In the next few week there is a mass of cycling related activities and the maps will be available at some of these, have a look at the program of events http://www.sydneycycleways.net/ and make sure you get to some, you will see hundreds of other cyclists and this helps with confidence.
That site also has a listing of courses available at Sydney Park (St Peters), these are very very good and well worth doing, they focus on basic skills and confidence building, do them all, even the bicycle maintenance ones as this gives an understanding of how your bike works, http://www.sydneycycleways.net/events/categories/courses/
In getting around you will find some bits of routes where you might not have confidence to do them, in this case just get off and walk a little until you feel ok with the route again or ride (slowly) on the footpath (not strictly legal but your safety is your primary concern).
If a hill is too much for you there is no shame in getting off and walking, I do it all the time.
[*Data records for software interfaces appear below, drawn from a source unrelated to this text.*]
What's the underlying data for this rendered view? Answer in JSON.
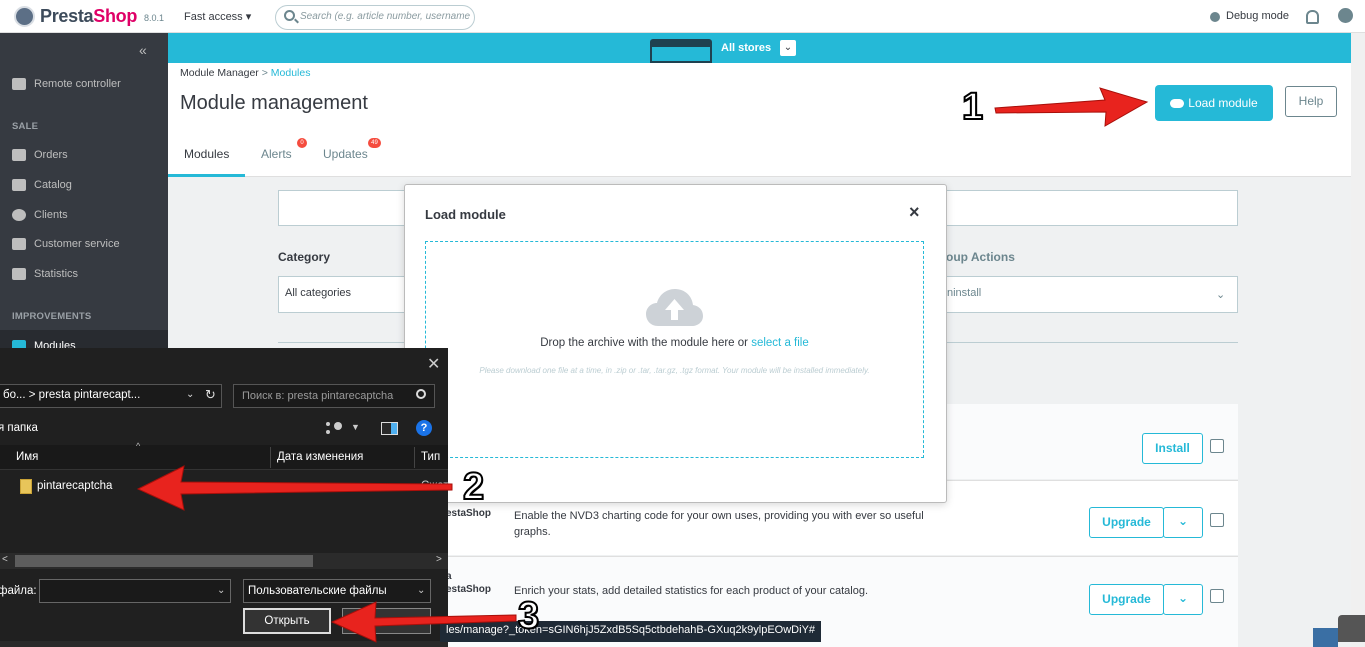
{
  "topbar": {
    "logo_text_a": "Presta",
    "logo_text_b": "Shop",
    "version": "8.0.1",
    "fast_access": "Fast access ▾",
    "search_placeholder": "Search (e.g. article number, username",
    "debug_mode": "Debug mode"
  },
  "sidebar": {
    "collapse": "«",
    "remote_controller": "Remote controller",
    "section_sale": "SALE",
    "orders": "Orders",
    "catalog": "Catalog",
    "clients": "Clients",
    "customer_service": "Customer service",
    "statistics": "Statistics",
    "section_improvements": "IMPROVEMENTS",
    "modules": "Modules"
  },
  "store_banner": {
    "label": "All stores",
    "chevron": "⌄"
  },
  "header": {
    "breadcrumb_root": "Module Manager",
    "breadcrumb_sep": ">",
    "breadcrumb_current": "Modules",
    "title": "Module management",
    "load_module": "Load module",
    "help": "Help"
  },
  "tabs": [
    {
      "label": "Modules"
    },
    {
      "label": "Alerts",
      "badge": "0"
    },
    {
      "label": "Updates",
      "badge": "49"
    }
  ],
  "content": {
    "category_label": "Category",
    "category_value": "All categories",
    "group_label": "oup Actions",
    "group_value": "ninstall",
    "card1_partial": "d",
    "card1_btn": "Install",
    "card2_author": "estaShop",
    "card2_desc": "Enable the NVD3 charting code for your own uses, providing you with ever so useful graphs.",
    "card2_btn": "Upgrade",
    "card3_author_a": "a",
    "card3_author_b": "estaShop",
    "card3_desc": "Enrich your stats, add detailed statistics for each product of your catalog.",
    "card3_btn": "Upgrade",
    "dropdown_chev": "⌄"
  },
  "modal": {
    "title": "Load module",
    "close": "×",
    "drop_text": "Drop the archive with the module here or",
    "select_file": "select a file",
    "hint": "Please download one file at a time, in .zip or .tar, .tar.gz, .tgz format. Your module will be installed immediately."
  },
  "file_dialog": {
    "close": "✕",
    "path": "бо...  >  presta pintarecapt...",
    "search_placeholder": "Поиск в: presta pintarecaptcha",
    "new_folder": "я папка",
    "col_name": "Имя",
    "col_date": "Дата изменения",
    "col_type": "Тип",
    "file_name": "pintarecaptcha",
    "file_type": "Сжат",
    "filename_label": "файла:",
    "filetype": "Пользовательские файлы",
    "open": "Открыть"
  },
  "status_url": "les/manage?_token=sGIN6hjJ5ZxdB5Sq5ctbdehahB-GXuq2k9ylpEOwDiY#",
  "annotations": [
    "1",
    "2",
    "3"
  ],
  "colors": {
    "accent": "#25b9d7",
    "sidebar": "#363a41",
    "arrow": "#e8231e"
  }
}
Don't dismiss using a combination of train & cycle to get places, train from Edgecliff might overcome some of the hills you would otherwise need to overcome, getting to Centennial park from Bondi Junction might be a lot easier.
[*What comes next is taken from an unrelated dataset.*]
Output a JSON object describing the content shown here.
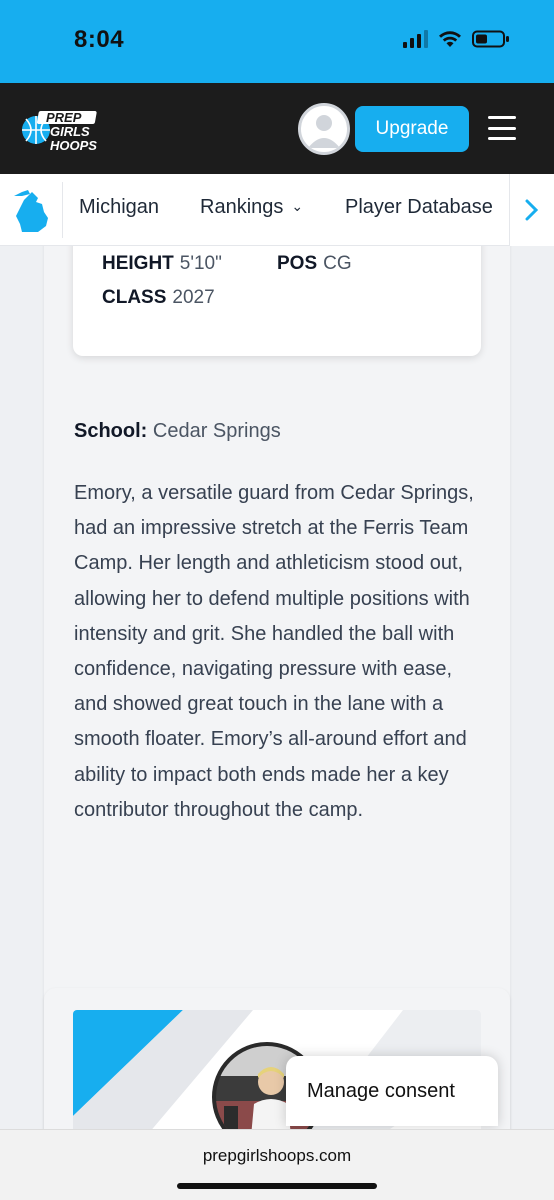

Starting & Stopping is lession #1, there are lots of videos on the internet like http://www.sheldonbrown.com/starting.html. Once you have that basic skill then everything else becomes possible.
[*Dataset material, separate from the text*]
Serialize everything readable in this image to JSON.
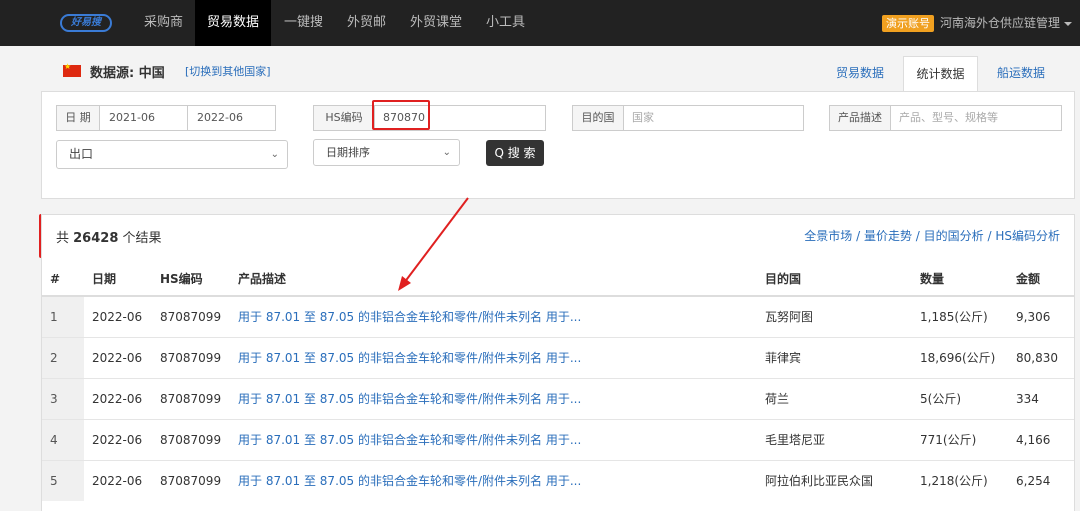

Practice the skills and one day real soon you will be surprised how good you have become.
you aren't suppose to be able to touch the ground with your feet while you are sitting on the seat
I'd amend that to say you aren't supposed to be able to put your feet flat on the ground while you are sitting on the saddle. You should, however, be able to put the toe of your foot to the ground while in the saddle for routine stops such as at intersections, traffic lights, etc.
I totally endorse Kim's point that it is probably not totally the bike's fault and that practice in a quiet location will help immensely.
yes but you have very long legs and big feet and balancing on tip toe is not very stable for normal people ;-) nor good practice for a beginner
I should probably clarify that I can't touch both my toes on the ground from my saddle. I'd have to tilt to one side to touch the ground. I'd feel more balanced if both my toes could reach the ground.
watch the sheldonbrown video
Thanks. I definitely saw the link in your reply, just a lot of other information to digest at the same time. I just watched the short video and it's very right that starting and stopping should be the most basic thing being taught to us, anywhere. And it's frustrating that it's not, leaving me looking embarrassed to a community of second-nature cyclists.
Cycling skills are not innate to most humans, we all had to start from nothing, it just takes time & practice, best though to start with good technique so you don't have to waste time unlearning bad habits.(remember though that not everything you see on the internet is correct)
Raise you saddle (likely at least 10cms) so that it allows your leg to be approximately straight while you are on the saddle and your foot (heal) is on the pedal while the pedal is at its lowest, ie your leg is most extended. This is likely at least 10cms above the ground. You should be able to pedal freely without rocking your hips, over extending your leg (which will damage your knee) and your knees should be in same vertical plane as the pedals, ie your knees should not be pointing out to the side as will be the case if your saddle is too low). You might need a friend to help, hold the bike while you get this right.
Reid has a good reputation and guards this so I am sure the shop would spend 10 minutes free helping you get the basic fitting right, call them, now, the sooner you get that fixed the sooner you can start your skills formation
Good advice about practising on grass, a lot softer
these people , previously associated with Reid might be still active here